Eutrophication is a dangerous, unhealthy, and extremely unsightly state for your pond. Once a pond reaches this point, it can take years to rehabilitate it to the point that it can sustain life again.
However, in most cases a pond also takes a number of years to get to this point in the first place. So, instead of lamenting the fact that the atmosphere around your pond is deteriorating, sometime during those multiple years you should take steps to halt the process before it becomes a major detriment to your property and the aquatic ecosystem.
How Does Eutrophication Start?
The term “eutrophication” actually comes from a Greek word meaning “overfed.” This is essentially what happens to your pond when it begins its journey down the road of eutrophication. It is “overfed” to the point that it cannot handle all of the elements flowing into it, and if the trend is allowed to continue it eventually becomes eutrophic – a dead ecosystem.
Excess nutrients (especially nitrogen and phosphorous) are the root cause of this process. One of the hardest problems to overcome with this is that there are so many possible sources for these nutrients to get into your pond – fertilizers, street runoff, animal excrement, and organic debris (such as leaves) just to name a few. Oftentimes the presence of farms or golf courses nearby can result in a large influx of these nutrients into your pond.
When these nutrients are constantly flowing into your pond, you end up getting a buildup that cannot naturally be maintained by the ecosystem. This is the catalyst that begins a dangerous cycle for ponds – or really any body of water. As a result of this nutrient buildup, plant life (especially algae) begins to form in abundance.
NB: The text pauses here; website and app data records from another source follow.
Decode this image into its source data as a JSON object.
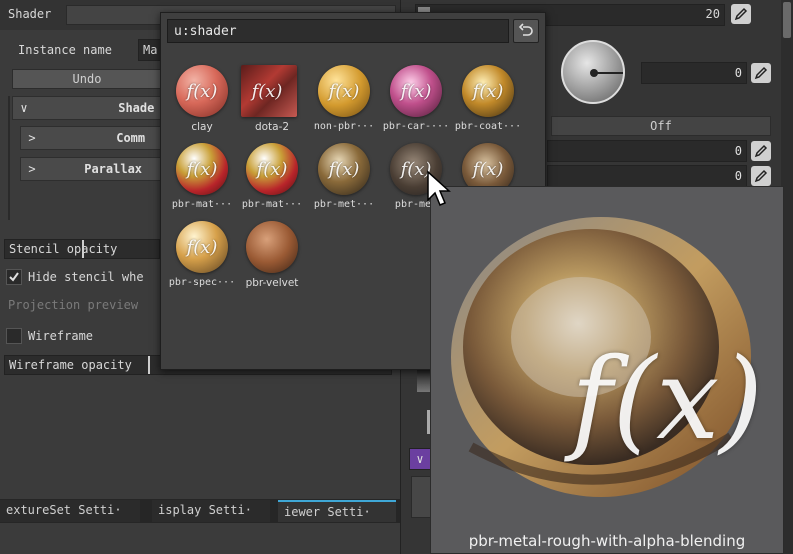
{
  "left": {
    "header_title": "Shader",
    "instance_label": "Instance name",
    "instance_value": "Ma",
    "undo_label": "Undo",
    "group_shader": "Shade",
    "group_common": "Comm",
    "group_parallax": "Parallax",
    "stencil_opacity_label": "Stencil opacity",
    "hide_stencil_label": "Hide stencil whe",
    "hide_stencil_checked": true,
    "projection_preview_label": "Projection preview",
    "wireframe_label": "Wireframe",
    "wireframe_checked": false,
    "wireframe_opacity_label": "Wireframe opacity"
  },
  "bottom_tabs": [
    {
      "label": "extureSet Setti·"
    },
    {
      "label": "isplay Setti·"
    },
    {
      "label": "iewer Setti·"
    }
  ],
  "right": {
    "top_value": "20",
    "dial_value": "0",
    "off_label": "Off",
    "value_1": "0",
    "value_2": "0"
  },
  "popup": {
    "search_value": "u:shader",
    "shaders": [
      {
        "label": "clay"
      },
      {
        "label": "dota-2"
      },
      {
        "label": "non-pbr···"
      },
      {
        "label": "pbr-car-···"
      },
      {
        "label": "pbr-coat···"
      },
      {
        "label": "pbr-mat···"
      },
      {
        "label": "pbr-mat···"
      },
      {
        "label": "pbr-met···"
      },
      {
        "label": "pbr-met"
      },
      {
        "label": ""
      },
      {
        "label": "pbr-spec···"
      },
      {
        "label": "pbr-velvet"
      }
    ]
  },
  "preview": {
    "fx_text": "f(x)",
    "caption": "pbr-metal-rough-with-alpha-blending"
  },
  "colors": {
    "accent_underline": "#3fa7d6",
    "wireframe_button": "#6b3fa0"
  }
}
If the buildup of nutrients is severe enough, the algal blooms will cover the entire surface of the water and not allow any sunlight to penetrate the water column. This then creates a couple of consequences: 1) it prevents photosynthesis from occurring below the surface of the water, lowering the dissolved oxygen content of the water, and 2) stops oxygen transfer from occurring through surface aeration. What you get then is a body of water extremely depleted of oxygen and sunlight, which causes fish and plant life alike to suffer. When fish and plants begin to die off, decomposing bacteria use the remaining oxygen to break down the dead organic compounds. The result is a body of water covered in algae, lacking in aquatic life and oxygen, both of which are necessary to promote a healthy aquatic ecosystem.
How To Cure Eutrophication
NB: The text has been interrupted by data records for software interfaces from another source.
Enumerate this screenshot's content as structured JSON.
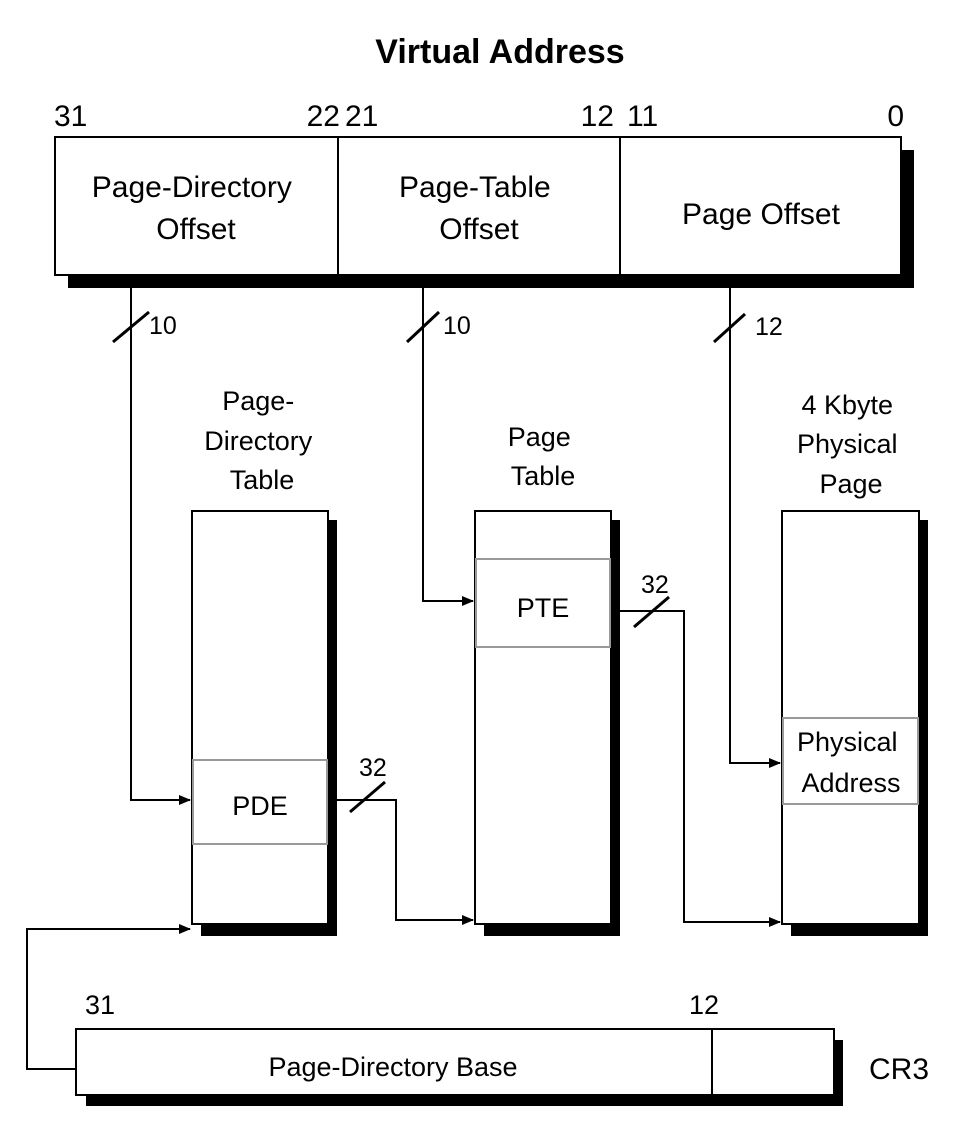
{
  "title": "Virtual Address",
  "virtual_address": {
    "bits": {
      "pd_high": "31",
      "pd_low": "22",
      "pt_high": "21",
      "pt_low": "12",
      "off_high": "11",
      "off_low": "0"
    },
    "fields": {
      "pd_line1": "Page-Directory",
      "pd_line2": "Offset",
      "pt_line1": "Page-Table",
      "pt_line2": "Offset",
      "offset": "Page Offset"
    }
  },
  "bus_widths": {
    "pd_index": "10",
    "pt_index": "10",
    "offset": "12",
    "pde_out": "32",
    "pte_out": "32"
  },
  "tables": {
    "page_directory": {
      "line1": "Page-",
      "line2": "Directory",
      "line3": "Table",
      "entry": "PDE"
    },
    "page_table": {
      "line1": "Page",
      "line2": "Table",
      "entry": "PTE"
    },
    "physical_page": {
      "line1": "4 Kbyte",
      "line2": "Physical",
      "line3": "Page",
      "entry_line1": "Physical",
      "entry_line2": "Address"
    }
  },
  "cr3": {
    "bit_high": "31",
    "bit_low": "12",
    "field": "Page-Directory Base",
    "name": "CR3"
  }
}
Once a pond becomes eutrophic, it is very difficult to rehabilitate. Not only do you have to fight the nutrients that are currently running off into the pond, but you also have to undo all of the problems that have compounded over the last x number of weeks, months, years. By this point, the nutrient load has been built to astronomical proportions, and it will certainly take some time for the pond to return to the state of a balanced ecosystem.
When going about attacking a eutrophic body of water, you have to do so in a way that is really going to address the root cause of the situation. You do not want to settle for a “solution” that is just going to get rid of the algae (chemicals/algaecides). While algae is the only symptom visible to your eyes from the surface, it is not the actual problem – it’s the nutrients, in case you skimmed ahead and missed that.
The most efficient way for these nutrients to be broken down is with the natural, aerobic bacteria in the water column. However, in order for these bacteria to work to their full potential, they need an adequate oxygen supply. If you are seeing large algal blooms, then you probably do not have the amount of oxygen that the bacteria need. You can also use environmentally friendly supplemental bacteria known as Pond Pro-Biotic.
The best way to go about obtaining this oxygen for your pond is through a diffused aeration system. This type of system releases air at the bottom of the pond, so that the bubbles rise and touch every part of the water column, increasing oxygen transfer. Some are obviously more effective than others, but when fighting eutrophication, anything is better than nothing.
What is important to understand is that the original reason that the pond is suffering is because it does not have enough oxygen to handle its nutrients. Just like on land, no oxygen means no life, and no life means a stagnant, dead ecosystem.
The fact that I’ve described this as a bit of a daunting task is not an excuse to ignore the problem further. Instead, it’s motivation to do something about it now instead of waiting any longer. Eutrophication is a chronic problem throughout the world’s watersheds that is having great consequences in terms of water quality and aquatic life.
This problem starts with nutrient-filled smaller ponds that dump into other ponds, lakes, or rivers, and then eventually the watershed – sometimes the ocean, other times larger lakes or bays. The way to stop this problem is to provide all of these water bodies with an ample oxygen supply so that the natural bacteria can take care of the nutrients as they run into the pond, instead of working from behind all the time. Subdivisions or Homeowners Associations with stormwater retention ponds should look to aerate from the start, instead of waiting until some undefined time down the road. This will create healthy ecosystems from the beginning, and set a precedent for the pond so that it will be able to take care of any nutrients before they begin to cause problems that could eventually lead to eutrophication.
Source by Tim LaBarge